[A reader named Martin writes, citing Human Rights Watch on “the arbitrary imprisonment of dissidents” by the Cuban state.]
amerikanbeat responds to Martin: I don’t agree “the arbitrary imprisonment of dissidents” goes on in Cuba in any very interesting way. Certainly, there isn’t any evidence of it. I probably would not object on principle to an actual “crack down”—but the Cuban “dissident movement” is so miniscule and marginalized by ordinary Cubans that the state has no incentive impose it. (An American acquaintance of mine who lives in Cuba could not think of any Cubans who have ever heard of the Varela project.) It would hand propaganda points to the U.S. for absolutely no gain.
Of course, I can’t vouch that absolutely nobody has ever gone to a Cuban jail unfairly. Like every state, Cuba is certainly capable of making mistakes in the application of penal justice. This being minded, “dissidents” do go to jail in Cuba, but not for “dissenting,” just as blondes and pizzamakers go to jail in the U.S., but not for being blonde or making pizzas. It is certainly possible (a) to express one’s dissent in the form of behaviors that are illegal in any country, or (b) to dissent and then proceed to commit illegal acts—and be caught and punished. The crimes that prompted the Cuban “crackdown” in Spring 2003 were of (a) type; the actions HRW defends as Cuban “dissent” are inevitably one or the other. (Note: Like other states, the Cuban state has perpetrated wrongs against gays and victims of AIDS; it has ceased and repudiated these errors. This change is largely an “organic” response to the will of the populus, the sort of cause which the fetish for bourgeois forms of procedural democracy causes folks to overlook in the assessment of Cuban democracy.)
Martin continues, arguing that “dissent” is outlawed in the Cuban Constitution:
Here is the full text of Article 62 [of the Cuban Constitution]: ‘None of the freedoms which are recognized for citizens can be exercised contrary to…the existence and objectives of the socialist state, or contrary to the decision of the Cuban people to build socialism and communism. Violations of this principle can be punished by law.’ Now I ask you: how can one dissent without compromising the objectives of the state? If one is dissenting presumably it is against a state action (therefore objective).
amerikanbeat writes: We can look at this in two ways. Parsing the words alone—as you have—it is clear that a statement that is “contrary to…the existence and objectives of the…state” is not the same as a statement which expresses some opposition to the fact that the state exists or has x-objectives. I can say, “the state sucks and doesn’t do what I want it to do—it should cease to exist” without violating Article 62 because simply stating this will not threaten the existence or objectives of the state. It expresses something contrary to these entities but does not “do” anything to threaten or undermine them (at least not necessarily). I could make statements contrary to the existence of the sun, but this could contribute nothing to actually undermining this state of affairs.

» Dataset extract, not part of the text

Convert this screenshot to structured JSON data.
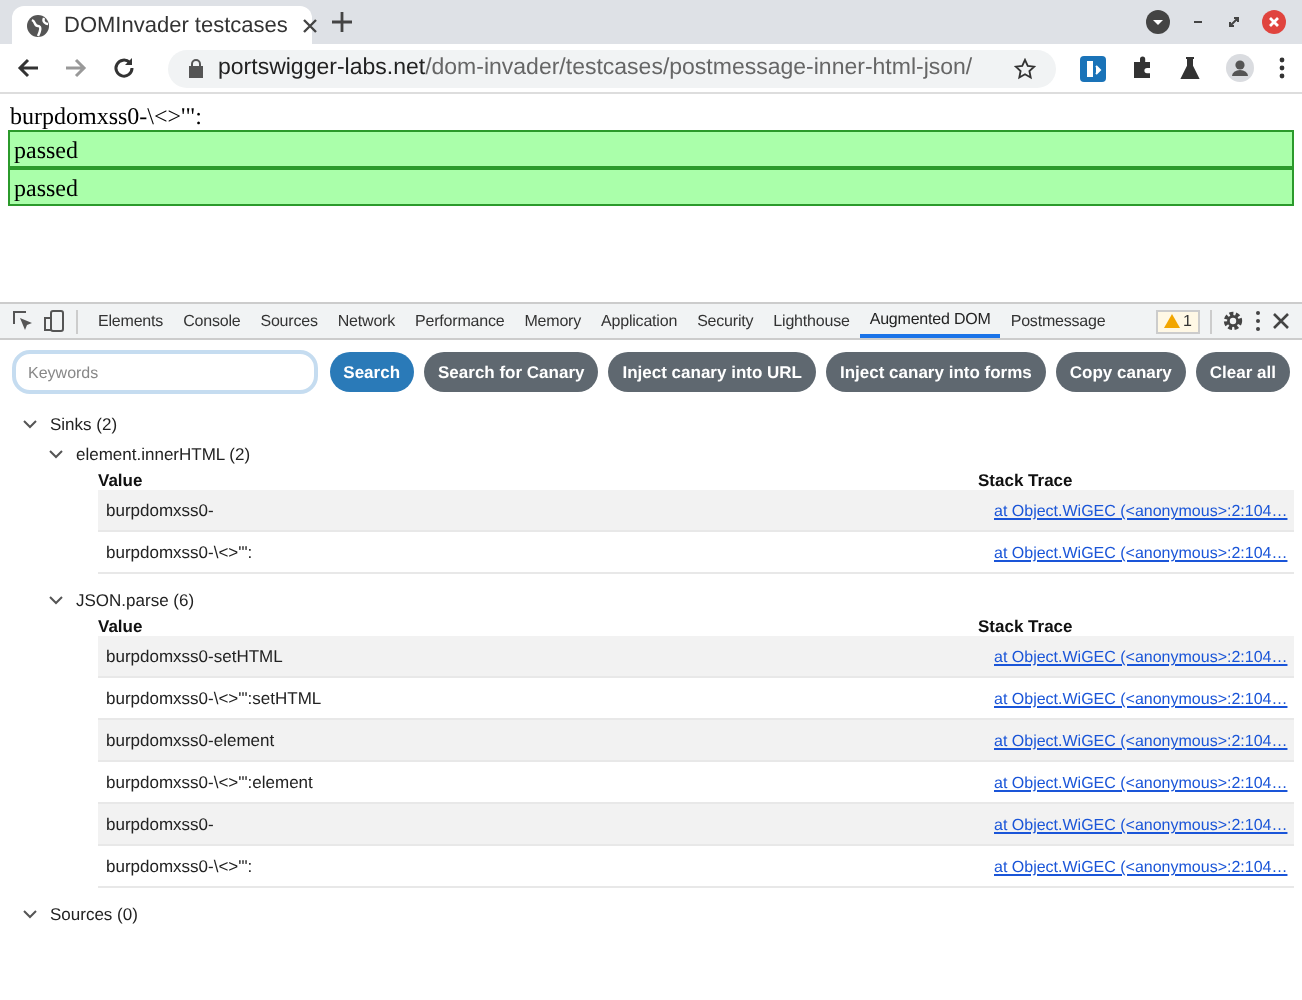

A second (and far more useful) way to evaluate this amendment—again, not the approach you took—is to see that, no matter what the damned words “say,” the Cuban state does not enforce this law as you have parsed it. As stated earlier, barring isolated mistakes which are possible in any legal system, people don’t go to jail in Cuba for “dissent” per se.